Check each line of the data below for the word "mail", then extract the ones that have it.

(Records from a dataset)

++++

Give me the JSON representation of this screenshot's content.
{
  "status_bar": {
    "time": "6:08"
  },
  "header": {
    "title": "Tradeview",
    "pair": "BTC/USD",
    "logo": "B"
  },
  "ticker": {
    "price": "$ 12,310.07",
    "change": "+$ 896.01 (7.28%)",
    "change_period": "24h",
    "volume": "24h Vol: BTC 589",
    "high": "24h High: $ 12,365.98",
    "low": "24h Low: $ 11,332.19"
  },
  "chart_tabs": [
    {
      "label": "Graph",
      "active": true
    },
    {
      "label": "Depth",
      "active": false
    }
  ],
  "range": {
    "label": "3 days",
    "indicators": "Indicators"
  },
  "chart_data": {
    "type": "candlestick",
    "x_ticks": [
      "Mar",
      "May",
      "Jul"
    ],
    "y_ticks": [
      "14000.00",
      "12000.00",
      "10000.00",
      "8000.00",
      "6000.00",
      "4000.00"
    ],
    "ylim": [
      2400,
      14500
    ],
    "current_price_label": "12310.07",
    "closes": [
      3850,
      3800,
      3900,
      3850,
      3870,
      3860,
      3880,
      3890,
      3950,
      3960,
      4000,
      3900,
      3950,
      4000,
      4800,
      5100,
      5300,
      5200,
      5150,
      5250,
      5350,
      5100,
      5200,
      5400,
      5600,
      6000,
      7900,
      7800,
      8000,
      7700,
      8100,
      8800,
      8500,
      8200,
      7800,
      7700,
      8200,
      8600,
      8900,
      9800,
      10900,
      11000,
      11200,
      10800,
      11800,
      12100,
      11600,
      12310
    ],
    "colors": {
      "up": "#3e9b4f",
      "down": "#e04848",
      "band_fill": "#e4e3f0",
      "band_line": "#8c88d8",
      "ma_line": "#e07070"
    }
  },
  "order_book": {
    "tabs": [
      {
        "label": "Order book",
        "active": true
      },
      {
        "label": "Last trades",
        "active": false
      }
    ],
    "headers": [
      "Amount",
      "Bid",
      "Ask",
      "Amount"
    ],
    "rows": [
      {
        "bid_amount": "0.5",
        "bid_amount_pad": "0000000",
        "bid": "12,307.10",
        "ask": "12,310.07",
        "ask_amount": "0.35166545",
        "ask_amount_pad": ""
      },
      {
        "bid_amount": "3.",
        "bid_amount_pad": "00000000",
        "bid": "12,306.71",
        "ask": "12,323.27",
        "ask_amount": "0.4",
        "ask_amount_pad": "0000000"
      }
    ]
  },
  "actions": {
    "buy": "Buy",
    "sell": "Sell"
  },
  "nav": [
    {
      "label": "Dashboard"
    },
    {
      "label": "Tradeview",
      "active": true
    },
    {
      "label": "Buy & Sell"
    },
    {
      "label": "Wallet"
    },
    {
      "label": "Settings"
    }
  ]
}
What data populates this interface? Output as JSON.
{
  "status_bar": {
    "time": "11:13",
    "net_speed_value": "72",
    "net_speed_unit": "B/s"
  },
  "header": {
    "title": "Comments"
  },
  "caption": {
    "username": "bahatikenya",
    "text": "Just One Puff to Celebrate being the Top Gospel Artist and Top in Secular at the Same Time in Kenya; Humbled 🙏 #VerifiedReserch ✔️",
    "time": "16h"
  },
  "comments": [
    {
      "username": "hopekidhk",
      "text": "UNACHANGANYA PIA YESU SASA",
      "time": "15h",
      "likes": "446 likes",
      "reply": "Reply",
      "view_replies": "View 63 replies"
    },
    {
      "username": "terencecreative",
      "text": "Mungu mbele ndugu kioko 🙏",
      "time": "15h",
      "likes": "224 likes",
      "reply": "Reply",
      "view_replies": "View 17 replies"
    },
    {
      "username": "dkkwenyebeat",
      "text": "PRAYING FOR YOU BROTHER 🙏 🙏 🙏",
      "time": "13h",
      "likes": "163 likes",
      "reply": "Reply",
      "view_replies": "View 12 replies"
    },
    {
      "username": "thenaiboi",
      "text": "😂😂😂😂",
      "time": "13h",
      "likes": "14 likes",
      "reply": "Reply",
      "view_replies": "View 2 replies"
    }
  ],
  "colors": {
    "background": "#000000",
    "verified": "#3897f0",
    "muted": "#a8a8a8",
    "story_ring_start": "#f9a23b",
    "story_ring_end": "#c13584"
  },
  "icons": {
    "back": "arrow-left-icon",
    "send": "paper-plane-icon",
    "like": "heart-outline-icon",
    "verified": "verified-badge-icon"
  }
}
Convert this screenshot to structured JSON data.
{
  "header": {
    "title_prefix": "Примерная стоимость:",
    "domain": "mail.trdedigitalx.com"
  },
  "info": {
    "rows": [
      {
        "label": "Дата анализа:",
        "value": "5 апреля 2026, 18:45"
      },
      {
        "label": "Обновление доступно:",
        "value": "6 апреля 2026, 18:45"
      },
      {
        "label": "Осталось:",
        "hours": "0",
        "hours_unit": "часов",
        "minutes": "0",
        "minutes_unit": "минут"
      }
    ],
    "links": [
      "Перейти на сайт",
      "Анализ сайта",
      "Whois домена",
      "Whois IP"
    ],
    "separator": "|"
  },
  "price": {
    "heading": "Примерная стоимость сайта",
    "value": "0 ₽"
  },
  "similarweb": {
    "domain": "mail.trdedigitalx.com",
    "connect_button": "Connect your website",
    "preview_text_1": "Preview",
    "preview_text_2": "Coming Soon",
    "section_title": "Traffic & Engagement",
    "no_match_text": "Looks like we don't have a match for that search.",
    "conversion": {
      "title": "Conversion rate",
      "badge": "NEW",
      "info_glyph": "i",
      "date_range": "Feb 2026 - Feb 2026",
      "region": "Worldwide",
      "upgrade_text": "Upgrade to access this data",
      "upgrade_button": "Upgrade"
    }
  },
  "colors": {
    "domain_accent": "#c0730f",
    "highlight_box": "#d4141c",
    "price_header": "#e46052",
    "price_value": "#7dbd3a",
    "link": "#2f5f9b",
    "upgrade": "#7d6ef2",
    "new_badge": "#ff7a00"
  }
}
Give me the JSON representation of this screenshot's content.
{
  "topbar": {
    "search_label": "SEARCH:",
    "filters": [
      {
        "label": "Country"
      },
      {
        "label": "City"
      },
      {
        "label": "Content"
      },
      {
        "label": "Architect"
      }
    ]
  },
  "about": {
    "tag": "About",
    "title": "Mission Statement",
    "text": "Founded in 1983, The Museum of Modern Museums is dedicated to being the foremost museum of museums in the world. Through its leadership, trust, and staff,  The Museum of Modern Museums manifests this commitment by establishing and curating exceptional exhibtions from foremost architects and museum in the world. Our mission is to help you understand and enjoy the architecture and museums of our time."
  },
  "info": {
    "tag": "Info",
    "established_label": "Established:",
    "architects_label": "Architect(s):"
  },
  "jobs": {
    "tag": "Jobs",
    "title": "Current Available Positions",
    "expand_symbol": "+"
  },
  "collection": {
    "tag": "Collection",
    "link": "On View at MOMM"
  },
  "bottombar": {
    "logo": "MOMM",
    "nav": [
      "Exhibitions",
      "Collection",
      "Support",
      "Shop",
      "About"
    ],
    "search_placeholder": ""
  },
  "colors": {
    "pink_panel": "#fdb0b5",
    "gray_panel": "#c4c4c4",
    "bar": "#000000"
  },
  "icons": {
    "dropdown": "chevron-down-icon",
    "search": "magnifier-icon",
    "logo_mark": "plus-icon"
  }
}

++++

• [OUTPUT BELOW]:
    "domain": "mail.trdedigitalx.com"
    "domain": "mail.trdedigitalx.com",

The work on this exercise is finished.